|کد مقاله||کد نشریه||سال انتشار||مقاله انگلیسی||ترجمه فارسی||نسخه تمام متن|
|93945||160239||2016||12 صفحه PDF||سفارش دهید||دانلود کنید|
• Onsite measurements and microclimate simulations of tree planting were conducted.
• Lower wind speeds and higher temperatures were found on the downstream side.
• A thermal environment cannot be improved without proper wind corridor design.
• A simplified human comfort assessment methodology is proposed for tree allocation.
Urban areas encounter a common problem called the heat island effect. Public-space plantings and parks have become a crucial countermeasure for decreasing urban temperatures. In this study, field measurements were carried out in a subtropical park in the summer to investigate the effect of plantings on microclimate and the thermal environment of pedestrian areas.
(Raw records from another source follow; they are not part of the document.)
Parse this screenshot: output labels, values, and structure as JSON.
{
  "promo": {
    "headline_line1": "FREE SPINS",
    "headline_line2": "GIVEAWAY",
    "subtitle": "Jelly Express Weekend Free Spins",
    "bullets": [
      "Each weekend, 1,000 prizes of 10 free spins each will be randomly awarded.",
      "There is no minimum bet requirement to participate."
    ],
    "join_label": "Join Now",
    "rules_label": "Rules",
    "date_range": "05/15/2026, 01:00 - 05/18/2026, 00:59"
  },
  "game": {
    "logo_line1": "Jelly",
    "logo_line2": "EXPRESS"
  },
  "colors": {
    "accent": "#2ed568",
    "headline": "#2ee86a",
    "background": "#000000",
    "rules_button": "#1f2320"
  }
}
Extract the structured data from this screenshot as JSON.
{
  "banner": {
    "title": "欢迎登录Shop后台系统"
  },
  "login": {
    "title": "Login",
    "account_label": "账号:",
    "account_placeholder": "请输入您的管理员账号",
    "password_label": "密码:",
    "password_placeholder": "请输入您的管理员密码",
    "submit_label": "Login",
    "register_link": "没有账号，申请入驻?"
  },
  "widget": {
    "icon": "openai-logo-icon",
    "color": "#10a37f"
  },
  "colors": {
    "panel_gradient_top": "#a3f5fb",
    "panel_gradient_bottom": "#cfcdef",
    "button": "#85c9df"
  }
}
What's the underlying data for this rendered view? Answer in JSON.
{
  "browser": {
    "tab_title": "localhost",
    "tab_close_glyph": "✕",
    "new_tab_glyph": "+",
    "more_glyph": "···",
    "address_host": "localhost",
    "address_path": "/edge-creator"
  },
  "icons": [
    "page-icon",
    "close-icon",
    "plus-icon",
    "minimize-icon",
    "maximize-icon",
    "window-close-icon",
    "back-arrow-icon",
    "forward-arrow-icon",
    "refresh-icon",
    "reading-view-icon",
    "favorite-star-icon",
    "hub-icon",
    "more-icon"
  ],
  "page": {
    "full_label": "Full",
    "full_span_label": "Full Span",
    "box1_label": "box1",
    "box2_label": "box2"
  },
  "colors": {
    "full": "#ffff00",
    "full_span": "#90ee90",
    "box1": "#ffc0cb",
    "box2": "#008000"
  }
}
It was found that obstructions affected the wind field; although cold air enters parks, an overcrowding of plants resulted in temperature rises in downstream areas. Shading is a key to thermal comfort in both tropical and subtropical regions, and its effect is augmented by ventilation. Trees that are planted without proper planning can decrease wind movement, which in turn has a detrimental effect on thermal comfort, especially downwind. Wind corridors through urban parks can promote both shading and ventilation, improving thermal comfort, and should thus be considered when designing the layout and trimming of plantings. Data from both fixed- and mobile-type measurements were used to validate the feasibility of a computational fluid dynamics simulation model. It was observed that wind speed and shading are the two main variables that influence the human comfort index, based on which a simpler human comfort assessment was proposed to replace the conventional index, standard effective temperature (SET*). The proposed method can be used as a guideline for landscape architects when designing planting locations.
Journal: Urban Forestry & Urban Greening - Volume 18, 1 August 2016, Pages 126–137